Tuesday, 31 December 2019

Why modern materialism was necessary, despite its demonic possibilities; and how the 'thinking of the heart' is the way forward: Stanley Messenger gives Rudolf Steiner's teachings

Unless we reach the point where we believe nothing except what comes to us through our senses and the intellect, we will be ruled by a compelled belief in some kind of divine source. We have to reach a situation of total materialism order to free ourselves from a belief in the divine that we cannot avoid. 

The whole process of human evolution has been geared towards producing a species of conscious entity that can approach the divine but is not compelled to do so. We can either believe in God or we needn't believe in God - it is a matter of our freedom. 

That was impossible until we had reached such a point in human evolution that we could actually come to the conclusion that there was no God. If you can't come to the conclusion that there is no divine world, you are not free to choose. 

The huge evolutionary step that has been taken over thousands of years in Man's history is that a conscious being now exists in the universe which can arrogate to its own consciousness freedom to decide what is true - to create universes.
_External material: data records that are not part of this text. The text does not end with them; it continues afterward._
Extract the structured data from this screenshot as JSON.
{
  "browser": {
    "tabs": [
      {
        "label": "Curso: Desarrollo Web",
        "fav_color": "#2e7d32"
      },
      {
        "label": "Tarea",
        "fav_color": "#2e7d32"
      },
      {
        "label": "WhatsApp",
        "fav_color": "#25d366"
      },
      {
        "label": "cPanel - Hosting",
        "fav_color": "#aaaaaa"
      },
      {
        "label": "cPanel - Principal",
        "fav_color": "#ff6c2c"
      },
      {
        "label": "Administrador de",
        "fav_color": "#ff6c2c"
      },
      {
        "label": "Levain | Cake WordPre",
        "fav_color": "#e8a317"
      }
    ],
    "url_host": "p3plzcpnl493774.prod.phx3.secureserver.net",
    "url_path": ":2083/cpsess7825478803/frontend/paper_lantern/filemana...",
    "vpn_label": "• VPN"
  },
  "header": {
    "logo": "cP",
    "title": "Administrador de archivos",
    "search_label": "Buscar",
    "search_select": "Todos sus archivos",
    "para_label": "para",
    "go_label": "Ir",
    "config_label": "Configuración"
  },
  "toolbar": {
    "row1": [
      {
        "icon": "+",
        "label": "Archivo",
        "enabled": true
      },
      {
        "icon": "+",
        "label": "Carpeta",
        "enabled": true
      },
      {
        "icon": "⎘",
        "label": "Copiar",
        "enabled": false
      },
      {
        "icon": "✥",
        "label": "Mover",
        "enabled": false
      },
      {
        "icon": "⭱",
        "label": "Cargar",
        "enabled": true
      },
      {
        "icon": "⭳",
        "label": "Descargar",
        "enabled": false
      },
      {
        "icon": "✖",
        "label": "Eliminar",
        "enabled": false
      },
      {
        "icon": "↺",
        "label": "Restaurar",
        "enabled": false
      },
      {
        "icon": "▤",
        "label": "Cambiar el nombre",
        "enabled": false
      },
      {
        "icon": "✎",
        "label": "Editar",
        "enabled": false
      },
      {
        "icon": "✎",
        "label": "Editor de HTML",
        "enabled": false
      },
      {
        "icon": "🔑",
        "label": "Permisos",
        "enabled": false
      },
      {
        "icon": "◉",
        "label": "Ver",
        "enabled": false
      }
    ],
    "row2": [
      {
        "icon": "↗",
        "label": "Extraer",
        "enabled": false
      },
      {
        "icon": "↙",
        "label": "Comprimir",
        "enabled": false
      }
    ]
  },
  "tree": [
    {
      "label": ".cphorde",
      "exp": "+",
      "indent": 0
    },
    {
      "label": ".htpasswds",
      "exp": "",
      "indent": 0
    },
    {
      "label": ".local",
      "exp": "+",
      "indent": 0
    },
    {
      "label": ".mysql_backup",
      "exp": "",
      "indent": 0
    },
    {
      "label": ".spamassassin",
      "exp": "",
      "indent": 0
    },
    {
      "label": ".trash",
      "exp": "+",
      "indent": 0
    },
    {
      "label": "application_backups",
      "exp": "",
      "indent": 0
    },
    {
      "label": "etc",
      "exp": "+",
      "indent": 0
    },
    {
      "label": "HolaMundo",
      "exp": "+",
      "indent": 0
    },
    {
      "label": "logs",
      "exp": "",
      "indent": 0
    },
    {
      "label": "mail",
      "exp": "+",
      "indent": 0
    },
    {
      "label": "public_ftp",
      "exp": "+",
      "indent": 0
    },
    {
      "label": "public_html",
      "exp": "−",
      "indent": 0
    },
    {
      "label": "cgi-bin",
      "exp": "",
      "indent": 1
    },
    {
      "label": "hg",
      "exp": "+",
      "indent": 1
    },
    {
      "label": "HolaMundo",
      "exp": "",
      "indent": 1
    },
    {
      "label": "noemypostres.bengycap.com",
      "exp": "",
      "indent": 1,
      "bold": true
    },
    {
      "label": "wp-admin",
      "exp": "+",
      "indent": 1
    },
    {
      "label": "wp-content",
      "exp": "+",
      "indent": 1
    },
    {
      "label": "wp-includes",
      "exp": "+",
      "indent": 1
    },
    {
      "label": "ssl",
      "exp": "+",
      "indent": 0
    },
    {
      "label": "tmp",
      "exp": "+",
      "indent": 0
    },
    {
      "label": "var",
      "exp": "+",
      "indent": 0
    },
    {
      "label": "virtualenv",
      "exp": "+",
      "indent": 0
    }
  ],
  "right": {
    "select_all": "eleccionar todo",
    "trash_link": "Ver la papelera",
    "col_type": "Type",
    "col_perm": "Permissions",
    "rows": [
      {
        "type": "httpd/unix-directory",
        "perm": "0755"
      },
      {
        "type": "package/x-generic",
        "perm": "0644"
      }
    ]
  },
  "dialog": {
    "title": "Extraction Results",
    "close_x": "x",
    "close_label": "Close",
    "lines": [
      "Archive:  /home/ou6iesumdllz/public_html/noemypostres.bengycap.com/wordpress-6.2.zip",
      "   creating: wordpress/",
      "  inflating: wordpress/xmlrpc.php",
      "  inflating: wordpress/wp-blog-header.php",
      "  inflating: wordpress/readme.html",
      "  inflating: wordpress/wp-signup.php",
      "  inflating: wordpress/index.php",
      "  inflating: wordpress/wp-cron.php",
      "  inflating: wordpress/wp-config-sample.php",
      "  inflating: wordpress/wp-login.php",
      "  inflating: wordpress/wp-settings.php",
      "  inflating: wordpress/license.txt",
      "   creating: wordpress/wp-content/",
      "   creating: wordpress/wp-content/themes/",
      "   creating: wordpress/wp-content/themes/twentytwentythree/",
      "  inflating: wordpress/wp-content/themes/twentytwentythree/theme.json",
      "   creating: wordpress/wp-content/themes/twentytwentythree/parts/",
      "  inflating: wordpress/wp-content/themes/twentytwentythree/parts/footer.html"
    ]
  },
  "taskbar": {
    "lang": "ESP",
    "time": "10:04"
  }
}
And this is a perilous and devilish capacity; and is at the same time a capacity that can raise mankind to the level of the gods. 

What is the difference between those two possibilities? The difference is whether, in this growth of self-awareness, mankind comes to the realisation that the perceptions of the heart are more fundamental than the perceptions of the brain. That our capacity to know through the heart reaches a more profound and truth-filled level than can be reached by perception, hypothesis and analysis.

**

Transcribed from a lecture by Stanley Messenger to the Wessex Research Group, probably in the middle 1990s. (For more on Stanley Messenger, see this memorial website.) 

The above passage is a very lucid summary of the evolutionary views of Rudolf Steiner and Owen Barfield; including the way that the necessary materialism of modernity brings us to a fork in the road.

A divergence where one path (which is the one historically and currently taken by The West) leads to a 'perilous and devilish' world (as described by both Steiner and Barfield); and the other path (the 'road not - yet - taken') would leads us towards experiences of higher stages of divinity.

This is our spiritual actuality contrasted with our potential: the actuality is demonic materialism and the inversion of values; the potential is (sometimes) to think and be at the level of 'the gods' (which I take to mean resurrected Men - post-mortal angels) while still in mortal life on earth.

The Good and Loving path is thus necessarily a matter of conscious choice and entails effort, will, work...

By contrast, the devilish path is the default; we take it when we fail to choose; when we are unconscious, passive and absorptive of culture - when we reject freedom and remain unfree. 

The Good and Loving path leads to what Barfield termed Final Participation.

6 comments:

James Higham said...

“That was impossible until we had reached such a point in human evolution that we could actually come to the conclusion that there was no God.”

Therefore, to accept God then becomes faith rather than decree.

Bruce Charlton said...

@James - In the remote past (eg. hunter gatherers, from what can be inferred), accepting God was - I believe - unconscious and spontaneous. The spirit world was an undivided part of common sense reality - just as real as a rock, animal or plant.

In later societies, such as Medieval Europe - some of this remained, and some of faith was obedience to external 'decree' - to a significant extent an aspect of 'socialisation'.

Now, both of these are lost - usually at adolescence; and faith becomes a pure choice.

Wm Jas Tychonievich said...

A bit off-topic, but I did a bit of reading on the Stanley Messenger website (the article on butterflies), and I wonder if you have any idea what he means by the word "mailer." He seems to be using it in a strange way, which I assume is some sort of Steiner-speak, but a bit of Googling didn't turn up anything.

"one is open-minded enough to admit that the appearance of things like crop-circles and UFOs, as mailers to be taken seriously by people who are not necessarily irremediably eccentric"

"Angels and archangels feed upon the surplus astral mailer left from our excess emotions."

Do you know what he means here?

James Higham said...

Yes.

Bruce Charlton said...

@Wm - It is a misprint for "matter" - maybe he had poor handwriting? I got this from a comparison with the original published text which has first usage as matter, and the second mailer usage as mailer - but it makes sense as matter.

https://southerncrossreview.org/106/messenger-butterfly.html

Wm Jas Tychonievich said...

Right, of course. I should have figured that out.